→ EXERCISE DIRECTIONS
Down to the last line, copy the records below without any change.

App and web page records
########################################
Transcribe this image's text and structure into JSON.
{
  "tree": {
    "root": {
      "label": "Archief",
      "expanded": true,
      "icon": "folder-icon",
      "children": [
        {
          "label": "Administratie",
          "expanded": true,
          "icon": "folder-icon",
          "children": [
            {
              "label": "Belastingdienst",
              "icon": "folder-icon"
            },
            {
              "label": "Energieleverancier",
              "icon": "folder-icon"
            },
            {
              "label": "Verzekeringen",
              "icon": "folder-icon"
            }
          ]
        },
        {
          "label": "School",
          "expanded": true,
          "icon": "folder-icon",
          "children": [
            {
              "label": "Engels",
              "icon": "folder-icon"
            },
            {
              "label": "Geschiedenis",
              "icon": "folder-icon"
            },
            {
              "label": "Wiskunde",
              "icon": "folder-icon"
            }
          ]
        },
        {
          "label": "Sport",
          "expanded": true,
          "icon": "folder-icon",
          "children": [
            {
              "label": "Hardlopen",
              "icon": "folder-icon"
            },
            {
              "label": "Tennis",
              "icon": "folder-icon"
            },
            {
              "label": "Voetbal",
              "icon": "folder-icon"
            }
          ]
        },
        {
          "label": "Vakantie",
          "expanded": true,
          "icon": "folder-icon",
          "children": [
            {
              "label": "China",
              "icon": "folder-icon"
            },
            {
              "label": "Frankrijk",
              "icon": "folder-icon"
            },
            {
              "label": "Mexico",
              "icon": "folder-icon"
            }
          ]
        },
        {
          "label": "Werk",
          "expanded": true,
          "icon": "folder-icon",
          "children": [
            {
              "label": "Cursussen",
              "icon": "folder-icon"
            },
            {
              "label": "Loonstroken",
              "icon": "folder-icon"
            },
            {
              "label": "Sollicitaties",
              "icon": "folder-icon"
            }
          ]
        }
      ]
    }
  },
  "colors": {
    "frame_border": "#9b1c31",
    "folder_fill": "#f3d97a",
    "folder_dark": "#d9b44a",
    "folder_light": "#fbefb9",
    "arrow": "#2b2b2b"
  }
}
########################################
→ YOUR RESPONSE
Transcribe this image's text and structure into JSON.
{
  "tree": {
    "root": {
      "label": "Archief",
      "expanded": true,
      "icon": "folder-icon",
      "children": [
        {
          "label": "Administratie",
          "expanded": true,
          "icon": "folder-icon",
          "children": [
            {
              "label": "Belastingdienst",
              "icon": "folder-icon"
            },
            {
              "label": "Energieleverancier",
              "icon": "folder-icon"
            },
            {
              "label": "Verzekeringen",
              "icon": "folder-icon"
            }
          ]
        },
        {
          "label": "School",
          "expanded": true,
          "icon": "folder-icon",
          "children": [
            {
              "label": "Engels",
              "icon": "folder-icon"
            },
            {
              "label": "Geschiedenis",
              "icon": "folder-icon"
            },
            {
              "label": "Wiskunde",
              "icon": "folder-icon"
            }
          ]
        },
        {
          "label": "Sport",
          "expanded": true,
          "icon": "folder-icon",
          "children": [
            {
              "label": "Hardlopen",
              "icon": "folder-icon"
            },
            {
              "label": "Tennis",
              "icon": "folder-icon"
            },
            {
              "label": "Voetbal",
              "icon": "folder-icon"
            }
          ]
        },
        {
          "label": "Vakantie",
          "expanded": true,
          "icon": "folder-icon",
          "children": [
            {
              "label": "China",
              "icon": "folder-icon"
            },
            {
              "label": "Frankrijk",
              "icon": "folder-icon"
            },
            {
              "label": "Mexico",
              "icon": "folder-icon"
            }
          ]
        },
        {
          "label": "Werk",
          "expanded": true,
          "icon": "folder-icon",
          "children": [
            {
              "label": "Cursussen",
              "icon": "folder-icon"
            },
            {
              "label": "Loonstroken",
              "icon": "folder-icon"
            },
            {
              "label": "Sollicitaties",
              "icon": "folder-icon"
            }
          ]
        }
      ]
    }
  },
  "colors": {
    "frame_border": "#9b1c31",
    "folder_fill": "#f3d97a",
    "folder_dark": "#d9b44a",
    "folder_light": "#fbefb9",
    "arrow": "#2b2b2b"
  }
}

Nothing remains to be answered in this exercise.